Bloodstain Degradation and Time Since Deposition Estimation Using ElectrochemistryAuthor(s): Amber Williams

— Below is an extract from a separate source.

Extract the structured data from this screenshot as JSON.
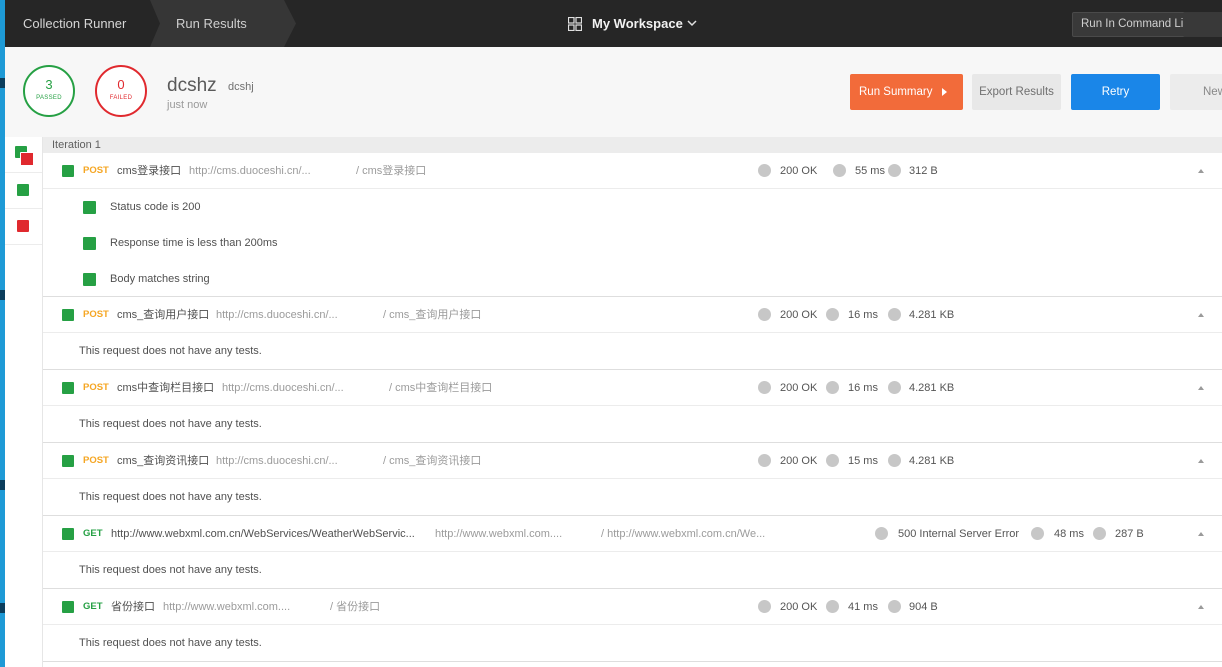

Blood is an essential sort of forensic evidence because it may be used to identify sources, perform toxicological investigations, and evaluate bloodstain patterns. Determining the time of bloodshed, often known as the bloodstain's time since deposition (TSD), has significant consequences for crime scene investigation. In this paper, we use differential pulse and hydrodynamic voltammetry to monitor the progressive oxidative changes and electron-transfer reactions of haemoglobin (Hb) that occur in decaying bloodstains. Bloodstains were seen during a two-week period in five distinct temperature conditions. According to linear mixed models derived from Differential Pulse Voltammograms (DPV), 7 out of 27 variables linked to the redox processes connected with the blood film were substantially correlated with time (p 0.033). All of the linked variables were related to the binding of oxygen to haemoglobin or the oxidation of haemoglobin breakdown products inside the film. When haemoglobin is aged on an electrode surface, it keeps its catalytic activity for oxygen reduction, with a shift to higher peroxide generation as the age increases. When the biological replication is treated as a random effect and peak area ratios are incorporated in the model, time series models improve. Interestingly, independent of temperature setting, we detected a significant shift in redox response at the 96-h time point (p 0.043) using linear mixed models. Overall, we provide early support for DPV as a strategy for estimating TSD in bloodstains.